New kauri windows were manufactured in Northland, a replacement set was made for 253 at the same time.
Patterns were cast and installed to replace the worn-out brass window tracks.
Seats were repaired, revarnished and restored.
Replacement of the interior kauri ply panels located between the floor and waist rail.
Cab frame timbers rebuilt.
Large, but cracked and rotting kauri side panelling was impossible to source by 1980, so was replaced by plywood panelling with hardboard glued on for ease of painting.
Replacement of the wiring circuits for lighting.
Maintaining original traction cabling.
Overhaul and tidy-up of the original EMB L5 trucks.
Controllers and other systems overhauled to varying degrees.
Image: Unknown photographer, courtesy of Noel Maurice. Circa 1981 – 2000. Tram 248 on Great North Road, 05-1993. Walsh Memorial Library, Museum of Transport and Technology (MOTAT)
No. 248 went on to have a second restoration between 1993 and 1996 which included repairs and replacement of weather-worn elements and to further strengthen structural elements of a tram now nearing 60 years since built. No. 248 is one of the heritage trams still operated on occasion by the MOTAT Tramway and can be viewed at Great North Road’s upper tram barn. Work on preserving 248 is continuous, for example, side panel repairs and repainting have been completed in recent years.
Bodywork: Auckland Transport Board's Royal Oak Workshops.

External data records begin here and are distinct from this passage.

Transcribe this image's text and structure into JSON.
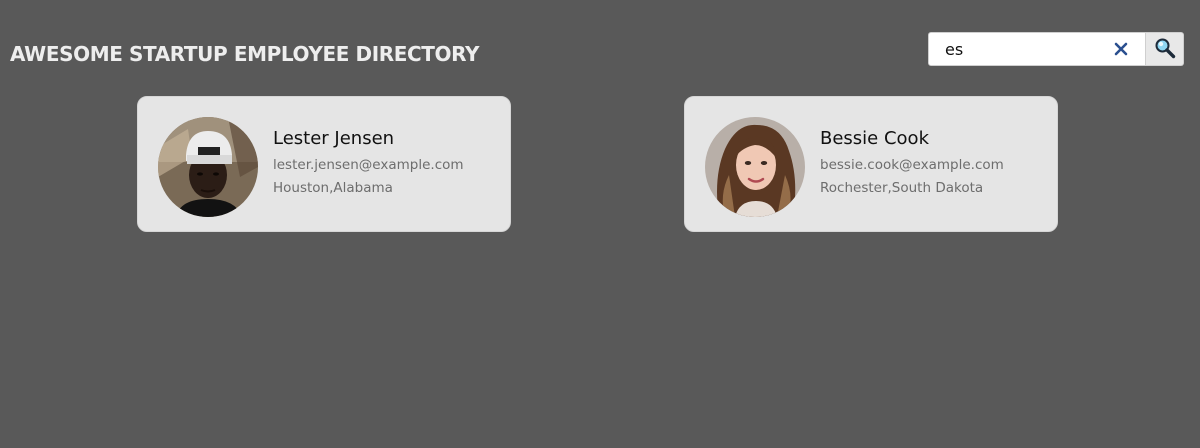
{
  "header": {
    "title": "AWESOME STARTUP EMPLOYEE DIRECTORY"
  },
  "search": {
    "value": "es",
    "clear_icon": "close-icon",
    "search_icon": "magnifier-icon"
  },
  "colors": {
    "background": "#595959",
    "card_background": "#e5e5e5",
    "title_text": "#eeeeee",
    "secondary_text": "#6d6d6d",
    "clear_icon": "#2a4f8f",
    "search_icon_lens": "#39a9d8"
  },
  "employees": [
    {
      "name": "Lester Jensen",
      "email": "lester.jensen@example.com",
      "location": "Houston,Alabama",
      "avatar": "avatar-photo"
    },
    {
      "name": "Bessie Cook",
      "email": "bessie.cook@example.com",
      "location": "Rochester,South Dakota",
      "avatar": "avatar-photo"
    }
  ]
}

Trucks: Electro Mechanical Braking Company Ltd. West Bromwich, UK EMB L5 trucks.
Track Gauge: 4' 8½" (1435 mm) gauge.
Air wheel and track brakes and hand-operated wheel brakes. 27-inch diameter spoked wheels. Owing to harsh and solid riding of 247 and 248, the ends of the EMB truck spring leaves were altered early in their service lives – reshuffled to form an overload type of spring and the truck frames strengthened.

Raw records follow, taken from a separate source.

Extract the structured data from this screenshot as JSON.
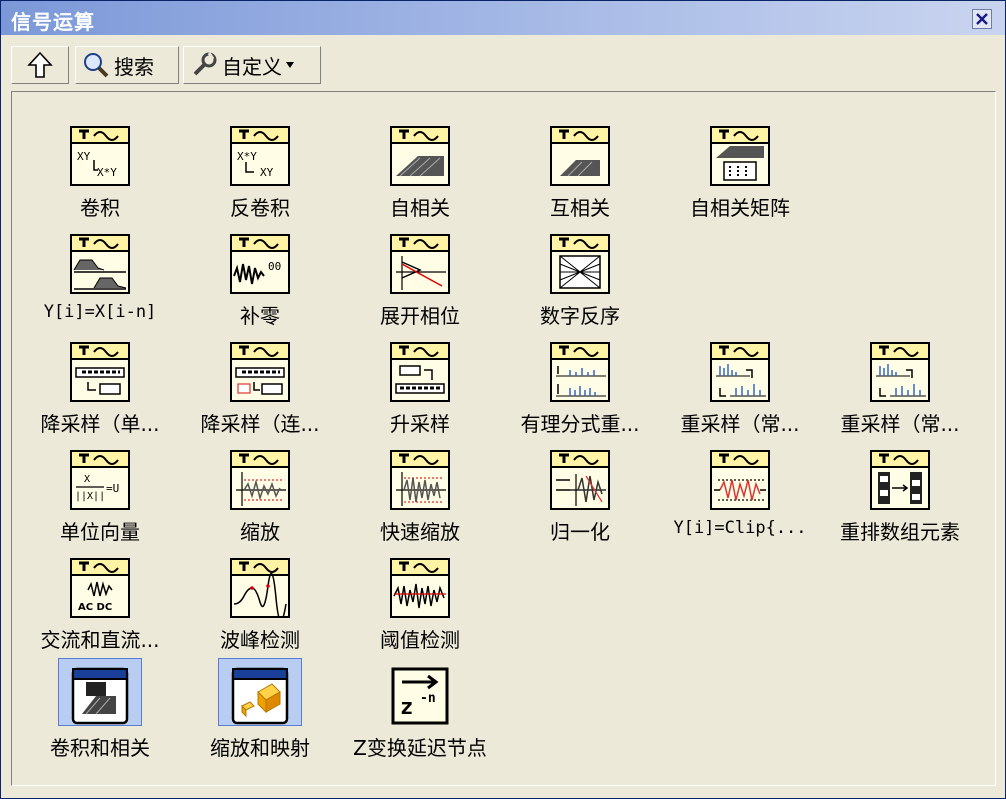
{
  "window": {
    "title": "信号运算"
  },
  "toolbar": {
    "up_label": "",
    "search_label": "搜索",
    "customize_label": "自定义"
  },
  "items": [
    {
      "label": "卷积",
      "icon": "convolution-icon"
    },
    {
      "label": "反卷积",
      "icon": "deconvolution-icon"
    },
    {
      "label": "自相关",
      "icon": "autocorrelation-icon"
    },
    {
      "label": "互相关",
      "icon": "cross-correlation-icon"
    },
    {
      "label": "自相关矩阵",
      "icon": "autocorrelation-matrix-icon"
    },
    {
      "label": "Y[i]=X[i-n]",
      "icon": "shift-icon"
    },
    {
      "label": "补零",
      "icon": "zero-padder-icon"
    },
    {
      "label": "展开相位",
      "icon": "unwrap-phase-icon"
    },
    {
      "label": "数字反序",
      "icon": "digit-reverse-icon"
    },
    {
      "label": "降采样（单...",
      "icon": "decimate-single-icon"
    },
    {
      "label": "降采样（连...",
      "icon": "decimate-continuous-icon"
    },
    {
      "label": "升采样",
      "icon": "upsample-icon"
    },
    {
      "label": "有理分式重...",
      "icon": "rational-resample-icon"
    },
    {
      "label": "重采样（常...",
      "icon": "resample-constant-1-icon"
    },
    {
      "label": "重采样（常...",
      "icon": "resample-constant-2-icon"
    },
    {
      "label": "单位向量",
      "icon": "unit-vector-icon"
    },
    {
      "label": "缩放",
      "icon": "scale-icon"
    },
    {
      "label": "快速缩放",
      "icon": "quick-scale-icon"
    },
    {
      "label": "归一化",
      "icon": "normalize-icon"
    },
    {
      "label": "Y[i]=Clip{...",
      "icon": "clip-icon"
    },
    {
      "label": "重排数组元素",
      "icon": "reorder-array-icon"
    },
    {
      "label": "交流和直流...",
      "icon": "ac-dc-icon"
    },
    {
      "label": "波峰检测",
      "icon": "peak-detector-icon"
    },
    {
      "label": "阈值检测",
      "icon": "threshold-detector-icon"
    },
    {
      "label": "卷积和相关",
      "icon": "convolution-folder-icon"
    },
    {
      "label": "缩放和映射",
      "icon": "scaling-mapping-folder-icon"
    },
    {
      "label": "Z变换延迟节点",
      "icon": "z-transform-delay-icon"
    }
  ],
  "glyphs": {
    "conv_a": "XY",
    "conv_b": "X*Y",
    "deconv_a": "X*Y",
    "deconv_b": "XY",
    "pad": "00",
    "unit_num": "X",
    "unit_den": "||X||",
    "unit_res": "=U",
    "acdc": "AC DC",
    "zexp": "-n",
    "zbase": "z"
  },
  "colors": {
    "titlebar": "#7b98d8",
    "window_bg": "#ece9d8",
    "folder_highlight": "#b8cdf1"
  }
}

Motors: 4 x Metropolitan Vickers MV109DY @ 35 HP
Controllers: General Electric GEK6 with Line Breaker Controller handle switch.
Published October 2023
Co-authored by Chelsea Renshaw, James Duncan and Megan Hutching using significance research for tram no. 248. Thank you to David Cawood for assisting with editing, image supply and providing restoration information.
 Graham Stewart. 1973. The end of the penny section: a history of urban transport in New Zealand, PUB-2017-47.10. Walsh Memorial Library, The Museum of Transport and Technology (MOTAT).
 David Cawood. 2018. Happy eightieth birthday for no. 248. In The Controller (no. 60).
 Harold Walton Stone et al. 1996. The Museum Makers, 01-04. Walsh Memorial Library, The Museum of Transport and Technology (MOTAT).
 Press, Volume XCVI, Issue 28367, 28 August 1957, Page 10. Accessed 27 June 2023: https://paperspast.natlib.govt.nz/newspapers/CHP19570828.2.78
 David Cawood. 2017. Chronology of the Western Springs Tramway 1957 – 2017. In The Controller.